Eastern Newt (a.k.a Red-spotted Newt)
This non-native salamander has recently been found in Whatcom County in a couple different locations. Additionally we have found larval forms providing proof they are breeding here.
Let us introduce you to this new kid in town. The Eastern Newt is a native to the eastern United States. They can be very abundant and are important component in the forested ecosystems there. However, they are not a natural part of the Northwest Ecosystem and we do not know what affect they could have.
Here are some factoids about these critters:
- Larvae live in water and use gills to breathe. However, juveniles (also known as “efts”), become land dwellers and develop lungs to breathe air. The adults also breathe air, but become aquatic once again.
- The newts are orange with small red dots in the eft stage. This is the stage they can disperse overland and move great distances to establish in new areas.
- The Eastern (red-spotted) newt secretes poisonous toxins, and the eft’s bright coloration serves as a warning to predators.
- Eastern newts use specialized chemicals to find food and attract mates.
- Newts help reduce mosquito populations by feeding on their larvae
- They can live 12 to 15 years, which means they can persist in the landscape a long time- and make many new newts during that lifespan.
Where will you find them:
Eft stage: moist forest floors and among leaf litter.
Adult stage: small bodies of fresh water such as ponds, lakes, marshes, and relatively slow-moving waters with a muddy substrate. They are commonly found in beaver ponds and man-made water bodies.
When can your find them:
Eft: late summer to autumn, usually at night and after or during rains, but also during the day if the ground is moist.
Adult: from spring through fall and sometimes in the winter, feeding under ice.
What to do if you find one?

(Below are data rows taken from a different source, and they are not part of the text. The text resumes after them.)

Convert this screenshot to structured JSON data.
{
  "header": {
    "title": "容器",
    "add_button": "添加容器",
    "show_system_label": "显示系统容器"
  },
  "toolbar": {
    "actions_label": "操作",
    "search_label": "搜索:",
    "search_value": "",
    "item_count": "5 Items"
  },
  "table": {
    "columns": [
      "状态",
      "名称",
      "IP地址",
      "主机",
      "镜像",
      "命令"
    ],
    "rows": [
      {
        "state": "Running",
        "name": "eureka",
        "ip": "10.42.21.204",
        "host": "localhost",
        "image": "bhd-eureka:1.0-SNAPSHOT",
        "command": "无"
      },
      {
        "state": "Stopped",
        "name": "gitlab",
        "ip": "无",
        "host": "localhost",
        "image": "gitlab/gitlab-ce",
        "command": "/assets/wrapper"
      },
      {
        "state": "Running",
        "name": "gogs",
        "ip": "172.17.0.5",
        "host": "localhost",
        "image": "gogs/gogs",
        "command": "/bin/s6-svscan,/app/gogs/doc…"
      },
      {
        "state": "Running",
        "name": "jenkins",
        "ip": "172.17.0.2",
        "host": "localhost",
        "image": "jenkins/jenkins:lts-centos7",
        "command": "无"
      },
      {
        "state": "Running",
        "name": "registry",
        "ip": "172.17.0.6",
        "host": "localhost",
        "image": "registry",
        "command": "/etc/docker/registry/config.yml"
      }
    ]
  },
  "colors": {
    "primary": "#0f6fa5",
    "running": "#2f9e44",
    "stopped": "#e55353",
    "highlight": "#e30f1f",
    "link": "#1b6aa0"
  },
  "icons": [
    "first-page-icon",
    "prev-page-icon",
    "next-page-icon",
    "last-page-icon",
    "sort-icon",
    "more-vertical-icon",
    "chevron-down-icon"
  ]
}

Contact us at firstname.lastname@example.org . We also request you collect any found. Place them in a jar with ventilation and contact us immediately and we will come and collect them.
Thanks for being the “eyes” out there keeping our ecosystems safe.